Support for Microsoft’s SQL Server 2005 comes to an end next month. Find out what it means for you.
Microsoft have announced that they’ll stop supporting SQL Server 2005 from April 12 this year.
If you’re running that software – which was first released more than a decade ago – that means it’s time to upgrade. The consequences of not upgrading could be at best risky, and at worst severe.
The news means that Microsoft will no longer provide security updates for SQL Server 2005, so continuing to use it will put your systems at risk.
The good news is that Microsoft has worked hard to develop SQL Server in the intervening decade. There’s a clear upgrade path to SQL Server 2014.
It also offers an opportunity to think about the rest of your infrastructure.
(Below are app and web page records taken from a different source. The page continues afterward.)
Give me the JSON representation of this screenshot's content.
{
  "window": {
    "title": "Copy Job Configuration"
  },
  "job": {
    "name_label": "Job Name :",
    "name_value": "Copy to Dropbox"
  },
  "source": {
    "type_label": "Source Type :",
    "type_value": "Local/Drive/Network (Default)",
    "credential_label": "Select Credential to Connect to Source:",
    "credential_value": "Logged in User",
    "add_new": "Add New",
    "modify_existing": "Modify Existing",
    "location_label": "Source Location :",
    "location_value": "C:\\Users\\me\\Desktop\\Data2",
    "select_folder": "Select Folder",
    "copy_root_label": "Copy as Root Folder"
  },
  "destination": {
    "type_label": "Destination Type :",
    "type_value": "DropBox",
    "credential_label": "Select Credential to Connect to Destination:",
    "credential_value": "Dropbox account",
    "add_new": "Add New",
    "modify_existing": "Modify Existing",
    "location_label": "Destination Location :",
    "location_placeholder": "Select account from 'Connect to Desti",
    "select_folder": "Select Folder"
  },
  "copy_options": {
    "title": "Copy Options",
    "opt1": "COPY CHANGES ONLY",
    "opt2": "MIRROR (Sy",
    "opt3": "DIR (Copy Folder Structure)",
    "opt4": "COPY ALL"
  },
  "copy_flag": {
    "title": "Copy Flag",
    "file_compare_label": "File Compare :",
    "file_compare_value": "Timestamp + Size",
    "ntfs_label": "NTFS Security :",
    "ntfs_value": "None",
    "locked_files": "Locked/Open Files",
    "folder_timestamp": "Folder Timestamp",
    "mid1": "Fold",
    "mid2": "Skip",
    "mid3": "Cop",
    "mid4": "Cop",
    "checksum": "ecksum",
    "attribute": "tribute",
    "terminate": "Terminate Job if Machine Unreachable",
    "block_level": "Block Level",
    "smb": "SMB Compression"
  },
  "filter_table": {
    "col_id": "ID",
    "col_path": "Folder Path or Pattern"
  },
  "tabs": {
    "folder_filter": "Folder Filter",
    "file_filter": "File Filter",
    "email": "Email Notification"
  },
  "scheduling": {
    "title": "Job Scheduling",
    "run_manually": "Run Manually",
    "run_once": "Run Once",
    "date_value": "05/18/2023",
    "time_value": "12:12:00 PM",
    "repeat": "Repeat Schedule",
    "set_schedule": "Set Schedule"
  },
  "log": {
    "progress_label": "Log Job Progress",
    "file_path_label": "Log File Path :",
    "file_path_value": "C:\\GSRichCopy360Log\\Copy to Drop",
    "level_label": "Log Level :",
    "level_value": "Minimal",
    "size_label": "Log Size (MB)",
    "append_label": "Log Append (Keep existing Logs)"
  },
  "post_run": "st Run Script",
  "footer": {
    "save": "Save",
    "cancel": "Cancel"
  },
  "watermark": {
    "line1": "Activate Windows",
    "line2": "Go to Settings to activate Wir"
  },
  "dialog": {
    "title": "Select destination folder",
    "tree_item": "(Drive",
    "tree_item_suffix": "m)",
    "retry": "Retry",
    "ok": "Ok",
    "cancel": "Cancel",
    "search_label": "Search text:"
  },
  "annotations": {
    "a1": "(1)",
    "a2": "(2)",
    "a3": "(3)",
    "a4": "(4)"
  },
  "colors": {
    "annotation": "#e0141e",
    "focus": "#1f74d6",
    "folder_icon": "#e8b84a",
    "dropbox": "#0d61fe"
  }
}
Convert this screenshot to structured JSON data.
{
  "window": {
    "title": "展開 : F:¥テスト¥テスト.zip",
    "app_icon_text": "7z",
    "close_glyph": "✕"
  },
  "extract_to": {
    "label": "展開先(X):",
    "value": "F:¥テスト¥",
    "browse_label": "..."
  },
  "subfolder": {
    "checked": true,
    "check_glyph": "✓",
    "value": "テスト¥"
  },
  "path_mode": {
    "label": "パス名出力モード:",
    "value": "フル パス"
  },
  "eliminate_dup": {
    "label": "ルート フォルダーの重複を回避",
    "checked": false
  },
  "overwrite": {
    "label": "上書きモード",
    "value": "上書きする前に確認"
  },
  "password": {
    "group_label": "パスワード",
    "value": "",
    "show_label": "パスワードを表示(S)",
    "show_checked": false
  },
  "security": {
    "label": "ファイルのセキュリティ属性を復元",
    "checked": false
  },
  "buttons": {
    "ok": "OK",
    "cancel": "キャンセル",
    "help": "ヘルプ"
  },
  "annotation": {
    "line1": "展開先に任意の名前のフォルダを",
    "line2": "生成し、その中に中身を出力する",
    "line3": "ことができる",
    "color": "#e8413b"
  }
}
Windows Server 2003 is also reaching its ‘end of life’, so if your server is using both then it’s probably time to modernise the lot.
Microsoft provides an assessment and planning toolkit to help you think about migrating your infrastructure and data to more modern software.
You can even get a free trial of SQL Server 2014 to see the difference for yourself.
Upgrading is a no-brainer when you compare the performance of SQL Server 2014 against 2005.
In tests, SQL Server 2014 is 13 times faster than SQL Server 2005, and that’s before the additional performance gains that come from from modern features like in-line in-memory processing.
SQL Server Management Studio also gives you powerful tools to start making the transition from on-premise to the cloud, if that is a viable route for your business.